(Data records for software interfaces)
------------
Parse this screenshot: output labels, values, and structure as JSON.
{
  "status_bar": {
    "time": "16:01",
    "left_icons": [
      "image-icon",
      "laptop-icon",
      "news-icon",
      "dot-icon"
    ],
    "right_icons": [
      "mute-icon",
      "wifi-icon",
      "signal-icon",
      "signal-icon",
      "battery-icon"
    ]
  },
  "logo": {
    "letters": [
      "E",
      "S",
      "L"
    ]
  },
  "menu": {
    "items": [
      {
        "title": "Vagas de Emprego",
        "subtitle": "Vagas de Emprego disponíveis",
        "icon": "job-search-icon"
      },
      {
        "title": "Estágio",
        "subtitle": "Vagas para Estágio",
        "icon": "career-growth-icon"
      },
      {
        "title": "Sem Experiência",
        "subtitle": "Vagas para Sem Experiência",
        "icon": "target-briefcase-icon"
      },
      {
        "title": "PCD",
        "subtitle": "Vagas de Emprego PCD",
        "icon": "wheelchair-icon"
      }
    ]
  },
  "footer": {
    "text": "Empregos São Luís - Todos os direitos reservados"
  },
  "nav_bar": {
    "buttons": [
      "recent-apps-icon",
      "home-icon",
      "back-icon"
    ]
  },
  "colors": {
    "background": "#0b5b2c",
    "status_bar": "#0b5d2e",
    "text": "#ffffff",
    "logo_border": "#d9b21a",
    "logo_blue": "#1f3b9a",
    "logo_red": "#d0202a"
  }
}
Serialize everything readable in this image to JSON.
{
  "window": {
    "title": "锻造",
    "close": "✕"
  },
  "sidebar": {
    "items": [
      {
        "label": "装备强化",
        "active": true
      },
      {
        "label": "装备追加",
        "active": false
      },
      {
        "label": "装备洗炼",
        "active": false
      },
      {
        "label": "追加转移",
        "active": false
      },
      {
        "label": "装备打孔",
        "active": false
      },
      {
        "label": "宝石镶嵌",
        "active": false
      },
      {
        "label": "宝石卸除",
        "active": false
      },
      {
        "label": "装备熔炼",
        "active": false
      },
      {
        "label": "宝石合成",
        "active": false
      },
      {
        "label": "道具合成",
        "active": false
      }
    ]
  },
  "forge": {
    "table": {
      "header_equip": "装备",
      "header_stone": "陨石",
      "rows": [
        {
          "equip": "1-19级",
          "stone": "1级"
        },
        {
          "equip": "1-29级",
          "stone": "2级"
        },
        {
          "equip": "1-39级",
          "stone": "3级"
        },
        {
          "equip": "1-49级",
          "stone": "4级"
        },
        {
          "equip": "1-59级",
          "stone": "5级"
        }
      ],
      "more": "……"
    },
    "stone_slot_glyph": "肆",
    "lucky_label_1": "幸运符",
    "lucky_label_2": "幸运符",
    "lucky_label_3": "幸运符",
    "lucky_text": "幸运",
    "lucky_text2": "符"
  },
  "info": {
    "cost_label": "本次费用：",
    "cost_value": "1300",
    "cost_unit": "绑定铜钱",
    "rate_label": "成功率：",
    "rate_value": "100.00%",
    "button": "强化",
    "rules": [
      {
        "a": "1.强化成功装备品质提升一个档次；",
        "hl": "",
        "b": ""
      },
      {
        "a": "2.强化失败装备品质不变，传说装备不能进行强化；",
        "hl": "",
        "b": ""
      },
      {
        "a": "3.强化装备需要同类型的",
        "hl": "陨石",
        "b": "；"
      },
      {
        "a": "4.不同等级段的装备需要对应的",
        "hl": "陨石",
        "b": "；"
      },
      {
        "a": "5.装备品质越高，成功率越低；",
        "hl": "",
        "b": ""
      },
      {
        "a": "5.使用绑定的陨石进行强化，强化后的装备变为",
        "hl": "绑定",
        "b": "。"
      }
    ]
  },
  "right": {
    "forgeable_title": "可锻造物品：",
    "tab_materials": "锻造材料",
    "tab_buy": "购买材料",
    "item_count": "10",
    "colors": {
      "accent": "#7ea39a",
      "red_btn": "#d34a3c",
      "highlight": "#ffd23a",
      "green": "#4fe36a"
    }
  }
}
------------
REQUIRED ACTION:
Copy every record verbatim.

EXPECTED ANSWER:
Parse this screenshot: output labels, values, and structure as JSON.
{
  "status_bar": {
    "time": "16:01",
    "left_icons": [
      "image-icon",
      "laptop-icon",
      "news-icon",
      "dot-icon"
    ],
    "right_icons": [
      "mute-icon",
      "wifi-icon",
      "signal-icon",
      "signal-icon",
      "battery-icon"
    ]
  },
  "logo": {
    "letters": [
      "E",
      "S",
      "L"
    ]
  },
  "menu": {
    "items": [
      {
        "title": "Vagas de Emprego",
        "subtitle": "Vagas de Emprego disponíveis",
        "icon": "job-search-icon"
      },
      {
        "title": "Estágio",
        "subtitle": "Vagas para Estágio",
        "icon": "career-growth-icon"
      },
      {
        "title": "Sem Experiência",
        "subtitle": "Vagas para Sem Experiência",
        "icon": "target-briefcase-icon"
      },
      {
        "title": "PCD",
        "subtitle": "Vagas de Emprego PCD",
        "icon": "wheelchair-icon"
      }
    ]
  },
  "footer": {
    "text": "Empregos São Luís - Todos os direitos reservados"
  },
  "nav_bar": {
    "buttons": [
      "recent-apps-icon",
      "home-icon",
      "back-icon"
    ]
  },
  "colors": {
    "background": "#0b5b2c",
    "status_bar": "#0b5d2e",
    "text": "#ffffff",
    "logo_border": "#d9b21a",
    "logo_blue": "#1f3b9a",
    "logo_red": "#d0202a"
  }
}
Serialize everything readable in this image to JSON.
{
  "window": {
    "title": "锻造",
    "close": "✕"
  },
  "sidebar": {
    "items": [
      {
        "label": "装备强化",
        "active": true
      },
      {
        "label": "装备追加",
        "active": false
      },
      {
        "label": "装备洗炼",
        "active": false
      },
      {
        "label": "追加转移",
        "active": false
      },
      {
        "label": "装备打孔",
        "active": false
      },
      {
        "label": "宝石镶嵌",
        "active": false
      },
      {
        "label": "宝石卸除",
        "active": false
      },
      {
        "label": "装备熔炼",
        "active": false
      },
      {
        "label": "宝石合成",
        "active": false
      },
      {
        "label": "道具合成",
        "active": false
      }
    ]
  },
  "forge": {
    "table": {
      "header_equip": "装备",
      "header_stone": "陨石",
      "rows": [
        {
          "equip": "1-19级",
          "stone": "1级"
        },
        {
          "equip": "1-29级",
          "stone": "2级"
        },
        {
          "equip": "1-39级",
          "stone": "3级"
        },
        {
          "equip": "1-49级",
          "stone": "4级"
        },
        {
          "equip": "1-59级",
          "stone": "5级"
        }
      ],
      "more": "……"
    },
    "stone_slot_glyph": "肆",
    "lucky_label_1": "幸运符",
    "lucky_label_2": "幸运符",
    "lucky_label_3": "幸运符",
    "lucky_text": "幸运",
    "lucky_text2": "符"
  },
  "info": {
    "cost_label": "本次费用：",
    "cost_value": "1300",
    "cost_unit": "绑定铜钱",
    "rate_label": "成功率：",
    "rate_value": "100.00%",
    "button": "强化",
    "rules": [
      {
        "a": "1.强化成功装备品质提升一个档次；",
        "hl": "",
        "b": ""
      },
      {
        "a": "2.强化失败装备品质不变，传说装备不能进行强化；",
        "hl": "",
        "b": ""
      },
      {
        "a": "3.强化装备需要同类型的",
        "hl": "陨石",
        "b": "；"
      },
      {
        "a": "4.不同等级段的装备需要对应的",
        "hl": "陨石",
        "b": "；"
      },
      {
        "a": "5.装备品质越高，成功率越低；",
        "hl": "",
        "b": ""
      },
      {
        "a": "5.使用绑定的陨石进行强化，强化后的装备变为",
        "hl": "绑定",
        "b": "。"
      }
    ]
  },
  "right": {
    "forgeable_title": "可锻造物品：",
    "tab_materials": "锻造材料",
    "tab_buy": "购买材料",
    "item_count": "10",
    "colors": {
      "accent": "#7ea39a",
      "red_btn": "#d34a3c",
      "highlight": "#ffd23a",
      "green": "#4fe36a"
    }
  }
}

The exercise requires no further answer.